In econometrics, goodness-of-fit measures tell us what percentage of the variation in a dependent variable is explained by the explanatory variables. If you’ve ever taken a statistics class, you are almost surely familiar with the R-square measure. In a regression of, say the logarithm of wage on age, gender, and education level, the R-square is simply the fraction of the total variation in wage that is explained by variation in age, gender, and education level.
Given the foregoing, you’d think R-square is a great measure, right? I mean, it tells you how much of the variation in Y all of your X‘s explain! Yeah, no… R-square is actually not all that interesting, because you can thrown in any variable on the right-hand side — for example, the color of one’s underwear in the log wage regression above — and R-square can only increase, because there is bound to be a (spurious) correlation between the color of one’s underwear and one’s wage. Even the adjusted R-square, which corrects for how many variables there are in X, isn’t that great, since that correction is somewhat arbitrary.
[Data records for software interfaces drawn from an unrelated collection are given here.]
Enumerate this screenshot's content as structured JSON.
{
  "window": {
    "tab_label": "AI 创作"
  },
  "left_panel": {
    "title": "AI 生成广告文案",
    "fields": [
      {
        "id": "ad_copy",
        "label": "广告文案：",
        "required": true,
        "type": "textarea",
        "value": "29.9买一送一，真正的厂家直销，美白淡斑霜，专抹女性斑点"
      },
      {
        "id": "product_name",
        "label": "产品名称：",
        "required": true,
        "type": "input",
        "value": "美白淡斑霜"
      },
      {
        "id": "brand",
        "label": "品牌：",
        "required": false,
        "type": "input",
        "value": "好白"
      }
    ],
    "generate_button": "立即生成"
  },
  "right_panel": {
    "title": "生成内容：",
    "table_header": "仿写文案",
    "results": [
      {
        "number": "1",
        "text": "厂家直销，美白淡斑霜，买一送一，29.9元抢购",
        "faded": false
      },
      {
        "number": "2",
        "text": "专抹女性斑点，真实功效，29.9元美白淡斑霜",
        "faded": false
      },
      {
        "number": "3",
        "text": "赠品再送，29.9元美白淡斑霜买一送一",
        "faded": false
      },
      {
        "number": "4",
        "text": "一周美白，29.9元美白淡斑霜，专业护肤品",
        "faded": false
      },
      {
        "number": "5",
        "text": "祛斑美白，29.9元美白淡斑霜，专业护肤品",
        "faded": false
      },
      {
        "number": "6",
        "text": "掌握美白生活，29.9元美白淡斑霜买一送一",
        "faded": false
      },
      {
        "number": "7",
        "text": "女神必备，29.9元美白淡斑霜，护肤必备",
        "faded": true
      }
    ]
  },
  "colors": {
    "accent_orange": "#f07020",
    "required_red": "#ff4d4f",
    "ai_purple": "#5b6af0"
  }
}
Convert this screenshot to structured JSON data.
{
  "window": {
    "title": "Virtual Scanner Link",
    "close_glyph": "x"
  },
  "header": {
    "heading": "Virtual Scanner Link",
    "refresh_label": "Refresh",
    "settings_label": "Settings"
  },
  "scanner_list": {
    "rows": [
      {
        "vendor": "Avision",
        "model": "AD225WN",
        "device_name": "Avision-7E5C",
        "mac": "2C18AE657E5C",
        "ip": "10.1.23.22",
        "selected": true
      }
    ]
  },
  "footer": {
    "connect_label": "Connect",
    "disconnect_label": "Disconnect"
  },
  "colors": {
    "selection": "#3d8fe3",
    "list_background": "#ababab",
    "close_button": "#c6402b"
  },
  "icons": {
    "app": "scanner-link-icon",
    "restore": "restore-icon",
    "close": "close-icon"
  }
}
With binary outcomes (i.e., when Y can only be equal to one or zero, such as in questions answered by “Yes” or “No”), people often like to use the percentage of ones and zeroes correctly predicted, and report that as a measure of goodness-of-fit. Kennedy, in his classic econometric intuition-building treatise, argued that this was not a very good measure:
It is tempting to use the percentage of correct predictions as a measure of goodness of fit. This temptation should be resisted: a naïve predictor, for example that every y = 1, could do well on this criterion. A better measure along these lines is the sum of the fraction of zeros correctly predicted plus the fraction of ones correctly predicted, a number which should exceed unity if the prediction method is of value. See McIntosh and Dorfman (1992).
This could use a bit of explanation: Suppose we have Y = (0, 1, 1, 1, 1, 1, 1, 1), and we have a vector of predicted values of Y be (0, 1, 1, 0, 1, 1, 1, 0). The usual percentage-of-correct-predictions measure would be 0.75, since 75% of observations are correctly predicted, or 6 out of 8. But one can do even better by guessing “all ones.” Indeed, if I were to guess all ones, I’d get 87.5% goodness of fit, or 7 out of 8.
What McIntosh and Dorfman (1992) suggested instead was to add up (i) the fraction of correctly predicted zeros (in my example, 100%) and (ii) the fraction of correctly predicted ones (in my example, 50%). In my example, then, the total McIntosh-Dorfman goodness-of-fit measure would be 1.5 which, by McIntosh and Dorfman criterion standards, would be deemed a good fit, since it exceeds 1.
Now, if your reaction to the above was this:
Consider the following example from a referee report I received on my 2012 World Development article about the welfare impacts of participation in contract farming.
In that referee report, the reviewer was faulting me for low pseudo R-square measures on a probit, and suggested that I report the percentage of correct predictions. Notwithstanding the fact that that pseudo R-square measures are pretty bad (see Estrella, 1998 on that point), I responded with the Kennedy quote above, and in the published version of my paper, in table 5, I actually report three measures: the pseudo R-square (0.081), the percentage of correct predictions (0.63), and the Dorfman-McIntosh measure (1.29). Note that although the percentage of correct predictions and the McIntosh-Dorfman measure are consistent with one another (if I assume I predicted 63% of both ones and zeros correctly, I get a McIntosh-Dorfman of 0.126), the pseudo R-square tells me that only 8 percent of the variance in the dependent variable is explained by my left-hand side variable, which does strike me as misleading in this case.